● RECORDS FOR THE TASK:

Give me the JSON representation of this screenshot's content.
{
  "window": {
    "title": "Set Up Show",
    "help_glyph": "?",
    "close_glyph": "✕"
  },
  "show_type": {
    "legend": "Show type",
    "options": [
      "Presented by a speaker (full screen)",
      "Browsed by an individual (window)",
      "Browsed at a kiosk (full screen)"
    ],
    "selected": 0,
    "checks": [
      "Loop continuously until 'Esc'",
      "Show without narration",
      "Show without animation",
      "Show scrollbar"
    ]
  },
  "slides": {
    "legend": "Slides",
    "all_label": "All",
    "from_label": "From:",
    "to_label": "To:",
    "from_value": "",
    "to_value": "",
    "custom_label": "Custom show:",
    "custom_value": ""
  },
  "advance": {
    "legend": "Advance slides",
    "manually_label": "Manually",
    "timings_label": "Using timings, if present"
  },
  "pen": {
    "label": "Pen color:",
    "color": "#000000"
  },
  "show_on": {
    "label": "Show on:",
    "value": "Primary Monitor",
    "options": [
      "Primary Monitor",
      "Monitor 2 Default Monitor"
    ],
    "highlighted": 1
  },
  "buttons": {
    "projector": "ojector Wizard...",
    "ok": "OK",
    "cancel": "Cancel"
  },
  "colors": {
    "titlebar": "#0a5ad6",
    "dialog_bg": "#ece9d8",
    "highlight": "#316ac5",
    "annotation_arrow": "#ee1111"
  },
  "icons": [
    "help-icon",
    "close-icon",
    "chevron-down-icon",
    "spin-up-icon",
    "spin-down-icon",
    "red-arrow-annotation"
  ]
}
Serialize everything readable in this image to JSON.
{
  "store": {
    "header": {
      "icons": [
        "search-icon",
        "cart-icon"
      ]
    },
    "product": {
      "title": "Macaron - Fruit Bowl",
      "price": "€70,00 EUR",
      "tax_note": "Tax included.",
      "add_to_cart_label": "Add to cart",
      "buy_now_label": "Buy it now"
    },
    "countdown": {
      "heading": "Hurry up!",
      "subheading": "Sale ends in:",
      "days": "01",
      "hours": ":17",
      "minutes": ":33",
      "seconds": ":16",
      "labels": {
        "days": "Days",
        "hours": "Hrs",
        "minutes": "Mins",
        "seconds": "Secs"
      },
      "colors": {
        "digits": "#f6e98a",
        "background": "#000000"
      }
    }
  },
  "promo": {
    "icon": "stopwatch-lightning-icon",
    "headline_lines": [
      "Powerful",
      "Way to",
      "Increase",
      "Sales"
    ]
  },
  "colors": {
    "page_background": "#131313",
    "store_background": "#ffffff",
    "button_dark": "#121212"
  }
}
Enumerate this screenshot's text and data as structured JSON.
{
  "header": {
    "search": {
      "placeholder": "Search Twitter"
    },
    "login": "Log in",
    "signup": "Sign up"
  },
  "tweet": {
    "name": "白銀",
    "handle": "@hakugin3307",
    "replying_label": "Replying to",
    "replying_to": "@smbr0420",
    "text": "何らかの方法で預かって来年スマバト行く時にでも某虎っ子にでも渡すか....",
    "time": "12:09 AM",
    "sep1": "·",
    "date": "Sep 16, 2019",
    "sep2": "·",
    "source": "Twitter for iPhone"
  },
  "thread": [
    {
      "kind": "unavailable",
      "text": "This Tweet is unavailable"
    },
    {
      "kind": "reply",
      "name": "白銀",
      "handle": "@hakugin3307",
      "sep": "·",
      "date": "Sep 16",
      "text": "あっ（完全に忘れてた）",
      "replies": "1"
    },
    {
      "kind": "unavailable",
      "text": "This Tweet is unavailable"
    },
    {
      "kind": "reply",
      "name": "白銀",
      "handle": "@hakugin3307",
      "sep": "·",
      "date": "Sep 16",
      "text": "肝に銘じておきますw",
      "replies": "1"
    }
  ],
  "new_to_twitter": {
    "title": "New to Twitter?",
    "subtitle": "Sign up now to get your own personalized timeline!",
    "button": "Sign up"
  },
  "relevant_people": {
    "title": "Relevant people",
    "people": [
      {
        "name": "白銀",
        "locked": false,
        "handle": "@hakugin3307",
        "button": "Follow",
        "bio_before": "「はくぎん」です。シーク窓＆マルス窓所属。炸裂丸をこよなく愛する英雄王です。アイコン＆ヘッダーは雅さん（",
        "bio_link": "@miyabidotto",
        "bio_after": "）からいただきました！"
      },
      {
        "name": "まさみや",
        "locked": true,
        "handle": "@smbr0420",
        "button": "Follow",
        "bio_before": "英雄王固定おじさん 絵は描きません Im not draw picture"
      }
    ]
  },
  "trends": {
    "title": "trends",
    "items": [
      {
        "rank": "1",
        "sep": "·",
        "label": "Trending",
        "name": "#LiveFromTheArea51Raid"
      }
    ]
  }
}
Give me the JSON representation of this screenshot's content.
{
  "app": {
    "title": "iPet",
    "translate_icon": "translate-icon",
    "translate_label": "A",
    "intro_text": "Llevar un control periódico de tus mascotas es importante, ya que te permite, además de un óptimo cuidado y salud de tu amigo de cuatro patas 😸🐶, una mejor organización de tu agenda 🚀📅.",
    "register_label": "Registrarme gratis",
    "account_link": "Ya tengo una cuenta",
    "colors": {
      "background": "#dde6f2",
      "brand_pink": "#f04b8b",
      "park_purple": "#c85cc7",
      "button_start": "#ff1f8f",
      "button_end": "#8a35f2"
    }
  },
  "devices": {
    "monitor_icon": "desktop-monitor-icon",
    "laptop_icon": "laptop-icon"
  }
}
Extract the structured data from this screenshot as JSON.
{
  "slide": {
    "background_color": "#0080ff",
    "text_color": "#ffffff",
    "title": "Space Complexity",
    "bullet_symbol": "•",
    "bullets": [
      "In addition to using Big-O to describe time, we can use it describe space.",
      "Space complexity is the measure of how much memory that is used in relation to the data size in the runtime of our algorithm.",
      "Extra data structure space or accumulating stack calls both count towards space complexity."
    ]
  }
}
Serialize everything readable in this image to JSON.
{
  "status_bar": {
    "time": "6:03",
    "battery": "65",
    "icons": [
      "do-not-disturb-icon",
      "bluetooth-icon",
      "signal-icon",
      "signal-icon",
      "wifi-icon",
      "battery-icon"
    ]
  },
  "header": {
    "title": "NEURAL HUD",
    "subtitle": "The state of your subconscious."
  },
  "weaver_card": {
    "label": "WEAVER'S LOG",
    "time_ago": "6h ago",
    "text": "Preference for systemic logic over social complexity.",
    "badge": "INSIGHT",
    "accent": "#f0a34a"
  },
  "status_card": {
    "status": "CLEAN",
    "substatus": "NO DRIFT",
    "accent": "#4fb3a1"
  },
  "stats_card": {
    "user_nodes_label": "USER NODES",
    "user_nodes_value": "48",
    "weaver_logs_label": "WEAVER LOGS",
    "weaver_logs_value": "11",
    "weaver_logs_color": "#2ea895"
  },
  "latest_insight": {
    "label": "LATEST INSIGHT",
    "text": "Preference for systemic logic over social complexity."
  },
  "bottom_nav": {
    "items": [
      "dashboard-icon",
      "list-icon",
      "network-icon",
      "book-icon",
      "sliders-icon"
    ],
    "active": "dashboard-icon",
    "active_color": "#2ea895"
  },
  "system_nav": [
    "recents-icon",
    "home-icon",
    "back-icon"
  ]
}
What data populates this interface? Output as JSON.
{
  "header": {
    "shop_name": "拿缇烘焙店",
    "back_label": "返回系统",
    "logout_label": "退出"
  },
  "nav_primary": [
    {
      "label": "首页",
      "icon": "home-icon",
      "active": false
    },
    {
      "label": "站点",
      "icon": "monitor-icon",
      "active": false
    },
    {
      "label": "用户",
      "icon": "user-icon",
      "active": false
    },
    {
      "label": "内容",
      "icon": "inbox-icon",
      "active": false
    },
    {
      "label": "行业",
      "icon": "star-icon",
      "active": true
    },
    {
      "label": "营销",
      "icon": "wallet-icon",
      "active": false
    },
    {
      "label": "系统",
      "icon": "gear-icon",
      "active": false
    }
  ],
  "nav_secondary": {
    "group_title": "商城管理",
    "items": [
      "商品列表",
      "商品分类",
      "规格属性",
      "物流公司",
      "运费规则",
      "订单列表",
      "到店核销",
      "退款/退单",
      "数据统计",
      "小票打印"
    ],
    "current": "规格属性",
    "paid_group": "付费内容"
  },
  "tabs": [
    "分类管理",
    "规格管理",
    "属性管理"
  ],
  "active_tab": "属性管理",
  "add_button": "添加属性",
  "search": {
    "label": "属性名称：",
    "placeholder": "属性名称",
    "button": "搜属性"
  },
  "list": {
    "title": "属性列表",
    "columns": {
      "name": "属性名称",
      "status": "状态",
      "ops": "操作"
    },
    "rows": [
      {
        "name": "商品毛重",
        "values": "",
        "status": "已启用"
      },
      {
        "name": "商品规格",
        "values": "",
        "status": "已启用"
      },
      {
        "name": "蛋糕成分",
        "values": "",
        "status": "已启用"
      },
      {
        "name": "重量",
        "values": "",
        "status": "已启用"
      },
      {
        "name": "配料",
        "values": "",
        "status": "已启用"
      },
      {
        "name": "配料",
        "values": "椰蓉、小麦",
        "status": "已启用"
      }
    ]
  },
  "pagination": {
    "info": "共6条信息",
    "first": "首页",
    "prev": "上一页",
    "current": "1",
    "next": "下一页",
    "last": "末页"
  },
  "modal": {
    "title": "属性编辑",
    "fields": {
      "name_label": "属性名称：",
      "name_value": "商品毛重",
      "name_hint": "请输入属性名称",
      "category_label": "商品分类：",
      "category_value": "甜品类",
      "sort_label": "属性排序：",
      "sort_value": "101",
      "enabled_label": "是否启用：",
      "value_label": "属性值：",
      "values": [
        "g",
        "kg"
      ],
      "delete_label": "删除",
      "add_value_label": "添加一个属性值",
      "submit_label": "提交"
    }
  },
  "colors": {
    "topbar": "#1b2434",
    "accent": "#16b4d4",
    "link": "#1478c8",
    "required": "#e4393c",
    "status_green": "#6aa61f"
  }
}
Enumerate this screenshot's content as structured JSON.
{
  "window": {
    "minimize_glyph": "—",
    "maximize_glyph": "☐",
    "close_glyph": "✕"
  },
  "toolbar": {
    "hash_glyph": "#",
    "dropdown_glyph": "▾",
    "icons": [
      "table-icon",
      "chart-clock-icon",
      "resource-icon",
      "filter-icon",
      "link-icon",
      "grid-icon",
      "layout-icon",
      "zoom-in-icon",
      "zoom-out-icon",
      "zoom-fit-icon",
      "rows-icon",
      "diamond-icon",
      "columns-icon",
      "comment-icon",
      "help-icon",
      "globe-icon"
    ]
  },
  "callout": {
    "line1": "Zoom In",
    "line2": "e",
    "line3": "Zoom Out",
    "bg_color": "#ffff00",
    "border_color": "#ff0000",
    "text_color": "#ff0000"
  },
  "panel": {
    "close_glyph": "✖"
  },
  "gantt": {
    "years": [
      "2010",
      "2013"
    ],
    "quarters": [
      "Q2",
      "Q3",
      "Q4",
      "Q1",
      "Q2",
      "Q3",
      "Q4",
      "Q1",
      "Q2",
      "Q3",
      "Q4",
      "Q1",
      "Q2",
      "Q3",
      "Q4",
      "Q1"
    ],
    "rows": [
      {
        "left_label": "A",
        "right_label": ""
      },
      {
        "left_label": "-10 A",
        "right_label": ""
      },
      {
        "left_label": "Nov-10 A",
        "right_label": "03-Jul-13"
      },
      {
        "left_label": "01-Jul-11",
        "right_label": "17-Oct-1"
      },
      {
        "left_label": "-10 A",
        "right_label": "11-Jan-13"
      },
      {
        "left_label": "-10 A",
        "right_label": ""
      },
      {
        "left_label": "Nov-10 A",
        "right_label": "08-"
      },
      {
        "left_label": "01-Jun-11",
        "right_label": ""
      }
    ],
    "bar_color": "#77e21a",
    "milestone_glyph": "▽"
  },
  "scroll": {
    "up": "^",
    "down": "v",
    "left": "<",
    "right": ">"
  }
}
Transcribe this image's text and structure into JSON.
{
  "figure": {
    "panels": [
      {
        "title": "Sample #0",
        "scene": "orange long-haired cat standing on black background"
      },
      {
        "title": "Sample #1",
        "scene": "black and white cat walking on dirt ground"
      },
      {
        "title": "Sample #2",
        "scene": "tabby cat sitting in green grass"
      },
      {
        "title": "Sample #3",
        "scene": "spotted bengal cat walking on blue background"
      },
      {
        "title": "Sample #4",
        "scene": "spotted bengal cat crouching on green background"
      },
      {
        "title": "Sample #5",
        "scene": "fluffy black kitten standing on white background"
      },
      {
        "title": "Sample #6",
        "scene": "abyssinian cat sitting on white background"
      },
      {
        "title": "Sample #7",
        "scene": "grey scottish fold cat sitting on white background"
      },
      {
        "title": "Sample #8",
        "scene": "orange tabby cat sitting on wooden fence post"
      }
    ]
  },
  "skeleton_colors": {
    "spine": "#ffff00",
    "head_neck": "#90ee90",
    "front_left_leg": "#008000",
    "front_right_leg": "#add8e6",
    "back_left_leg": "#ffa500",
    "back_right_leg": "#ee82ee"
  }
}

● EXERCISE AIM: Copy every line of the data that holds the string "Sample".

● COMPLETED EXERCISE:
        "title": "Sample #0",
        "title": "Sample #1",
        "title": "Sample #2",
        "title": "Sample #3",
        "title": "Sample #4",
        "title": "Sample #5",
        "title": "Sample #6",
        "title": "Sample #7",
        "title": "Sample #8",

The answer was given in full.